Excerpts from a dataset:
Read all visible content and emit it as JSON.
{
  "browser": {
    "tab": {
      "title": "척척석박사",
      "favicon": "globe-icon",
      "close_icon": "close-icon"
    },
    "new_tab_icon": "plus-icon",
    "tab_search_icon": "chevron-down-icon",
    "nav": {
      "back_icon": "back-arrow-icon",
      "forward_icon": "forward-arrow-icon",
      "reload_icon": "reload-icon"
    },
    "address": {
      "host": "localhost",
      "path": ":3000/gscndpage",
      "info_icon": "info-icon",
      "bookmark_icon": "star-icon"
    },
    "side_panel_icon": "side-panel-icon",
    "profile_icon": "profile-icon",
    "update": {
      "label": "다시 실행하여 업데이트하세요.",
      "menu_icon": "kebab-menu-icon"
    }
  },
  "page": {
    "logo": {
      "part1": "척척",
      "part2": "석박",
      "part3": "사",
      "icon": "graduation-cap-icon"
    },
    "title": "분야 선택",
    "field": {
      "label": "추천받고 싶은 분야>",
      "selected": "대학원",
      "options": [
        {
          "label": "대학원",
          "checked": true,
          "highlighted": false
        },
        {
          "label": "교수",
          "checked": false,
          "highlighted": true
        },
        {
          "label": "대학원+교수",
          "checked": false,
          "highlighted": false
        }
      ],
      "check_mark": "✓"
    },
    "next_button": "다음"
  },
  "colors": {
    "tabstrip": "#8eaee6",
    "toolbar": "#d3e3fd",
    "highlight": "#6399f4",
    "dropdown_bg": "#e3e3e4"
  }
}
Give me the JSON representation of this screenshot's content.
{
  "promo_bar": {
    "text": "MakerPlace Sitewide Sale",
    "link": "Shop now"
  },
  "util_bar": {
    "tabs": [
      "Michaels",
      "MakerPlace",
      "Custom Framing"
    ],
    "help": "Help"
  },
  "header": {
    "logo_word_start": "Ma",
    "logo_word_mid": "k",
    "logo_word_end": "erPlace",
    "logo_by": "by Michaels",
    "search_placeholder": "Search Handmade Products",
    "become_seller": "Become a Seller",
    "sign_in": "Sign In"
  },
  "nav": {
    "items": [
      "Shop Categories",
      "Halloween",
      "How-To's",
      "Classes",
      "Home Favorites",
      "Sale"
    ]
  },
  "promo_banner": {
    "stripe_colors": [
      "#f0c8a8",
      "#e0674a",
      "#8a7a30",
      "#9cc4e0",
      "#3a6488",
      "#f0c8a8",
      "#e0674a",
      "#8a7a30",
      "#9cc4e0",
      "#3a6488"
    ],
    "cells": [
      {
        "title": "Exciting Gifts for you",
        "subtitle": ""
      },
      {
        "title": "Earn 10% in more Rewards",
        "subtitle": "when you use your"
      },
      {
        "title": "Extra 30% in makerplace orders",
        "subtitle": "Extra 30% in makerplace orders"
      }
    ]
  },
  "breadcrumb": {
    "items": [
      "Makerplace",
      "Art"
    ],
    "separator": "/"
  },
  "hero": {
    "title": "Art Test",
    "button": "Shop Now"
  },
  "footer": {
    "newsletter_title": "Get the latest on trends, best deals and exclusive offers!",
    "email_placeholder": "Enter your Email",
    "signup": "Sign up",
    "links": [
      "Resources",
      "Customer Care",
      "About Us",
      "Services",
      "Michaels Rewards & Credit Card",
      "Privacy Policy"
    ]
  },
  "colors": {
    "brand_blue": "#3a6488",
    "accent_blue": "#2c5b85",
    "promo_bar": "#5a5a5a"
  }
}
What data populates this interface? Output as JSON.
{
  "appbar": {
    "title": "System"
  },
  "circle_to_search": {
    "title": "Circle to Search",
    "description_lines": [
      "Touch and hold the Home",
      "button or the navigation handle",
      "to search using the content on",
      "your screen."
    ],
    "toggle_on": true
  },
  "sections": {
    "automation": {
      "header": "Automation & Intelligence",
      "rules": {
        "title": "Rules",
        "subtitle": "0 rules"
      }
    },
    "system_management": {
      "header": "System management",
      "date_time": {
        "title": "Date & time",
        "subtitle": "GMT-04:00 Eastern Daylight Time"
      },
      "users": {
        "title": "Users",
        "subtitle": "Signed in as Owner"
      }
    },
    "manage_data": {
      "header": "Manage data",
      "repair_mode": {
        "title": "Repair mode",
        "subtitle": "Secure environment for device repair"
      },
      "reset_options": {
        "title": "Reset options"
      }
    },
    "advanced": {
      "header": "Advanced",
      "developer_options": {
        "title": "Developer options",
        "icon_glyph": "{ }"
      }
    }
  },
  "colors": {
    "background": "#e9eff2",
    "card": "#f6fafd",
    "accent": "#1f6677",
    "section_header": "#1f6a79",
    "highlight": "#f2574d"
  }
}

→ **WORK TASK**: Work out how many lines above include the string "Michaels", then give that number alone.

→ **ANSWER BOX**: 3